→ **PROBLEM TO WORK ON**: Look through the records below and state how many lines carry the string "marker", adding nothing.

→ **MATERIAL FOR THIS TASK**:

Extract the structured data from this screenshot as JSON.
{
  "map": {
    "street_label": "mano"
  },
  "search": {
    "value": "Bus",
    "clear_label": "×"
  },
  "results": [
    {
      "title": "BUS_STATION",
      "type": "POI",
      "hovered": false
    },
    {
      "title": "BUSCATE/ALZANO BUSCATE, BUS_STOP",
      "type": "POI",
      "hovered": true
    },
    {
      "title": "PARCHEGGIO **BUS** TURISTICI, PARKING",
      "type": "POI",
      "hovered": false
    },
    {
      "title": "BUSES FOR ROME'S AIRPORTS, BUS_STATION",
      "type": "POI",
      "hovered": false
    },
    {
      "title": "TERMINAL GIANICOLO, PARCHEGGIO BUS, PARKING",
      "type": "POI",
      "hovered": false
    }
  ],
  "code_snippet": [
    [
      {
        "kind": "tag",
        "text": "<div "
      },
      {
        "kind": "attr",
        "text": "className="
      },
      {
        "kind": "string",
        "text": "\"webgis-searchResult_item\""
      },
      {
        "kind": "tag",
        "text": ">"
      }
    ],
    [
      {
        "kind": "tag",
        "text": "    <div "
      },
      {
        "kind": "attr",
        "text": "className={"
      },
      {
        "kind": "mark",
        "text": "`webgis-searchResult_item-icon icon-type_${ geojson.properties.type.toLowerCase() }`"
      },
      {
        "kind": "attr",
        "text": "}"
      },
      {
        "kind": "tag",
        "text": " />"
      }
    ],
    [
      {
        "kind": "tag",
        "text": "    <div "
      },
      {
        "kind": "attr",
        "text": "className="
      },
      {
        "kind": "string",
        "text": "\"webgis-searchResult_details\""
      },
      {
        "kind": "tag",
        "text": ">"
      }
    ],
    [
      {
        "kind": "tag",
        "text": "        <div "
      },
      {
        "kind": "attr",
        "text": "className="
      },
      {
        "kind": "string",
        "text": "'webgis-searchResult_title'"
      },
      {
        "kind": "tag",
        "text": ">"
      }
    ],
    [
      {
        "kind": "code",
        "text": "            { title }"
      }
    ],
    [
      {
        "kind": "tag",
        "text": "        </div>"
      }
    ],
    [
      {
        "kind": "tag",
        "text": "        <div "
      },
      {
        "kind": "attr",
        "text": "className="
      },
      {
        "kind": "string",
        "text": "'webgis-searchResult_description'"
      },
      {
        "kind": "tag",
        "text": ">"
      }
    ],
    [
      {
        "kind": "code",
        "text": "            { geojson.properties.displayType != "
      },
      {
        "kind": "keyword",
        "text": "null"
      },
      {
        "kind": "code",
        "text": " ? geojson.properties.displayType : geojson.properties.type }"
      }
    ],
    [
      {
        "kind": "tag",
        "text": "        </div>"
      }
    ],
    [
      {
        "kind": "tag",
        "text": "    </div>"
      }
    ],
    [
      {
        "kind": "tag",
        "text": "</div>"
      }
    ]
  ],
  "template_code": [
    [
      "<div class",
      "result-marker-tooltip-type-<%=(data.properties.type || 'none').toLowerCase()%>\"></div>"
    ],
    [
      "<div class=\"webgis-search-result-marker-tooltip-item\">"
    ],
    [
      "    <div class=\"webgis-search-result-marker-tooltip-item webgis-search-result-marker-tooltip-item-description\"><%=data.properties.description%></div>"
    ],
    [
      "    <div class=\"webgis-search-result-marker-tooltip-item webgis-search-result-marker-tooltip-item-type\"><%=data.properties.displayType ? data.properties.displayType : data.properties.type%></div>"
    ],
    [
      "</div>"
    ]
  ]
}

→ **SOLUTION FOR THIS PROBLEM**: 4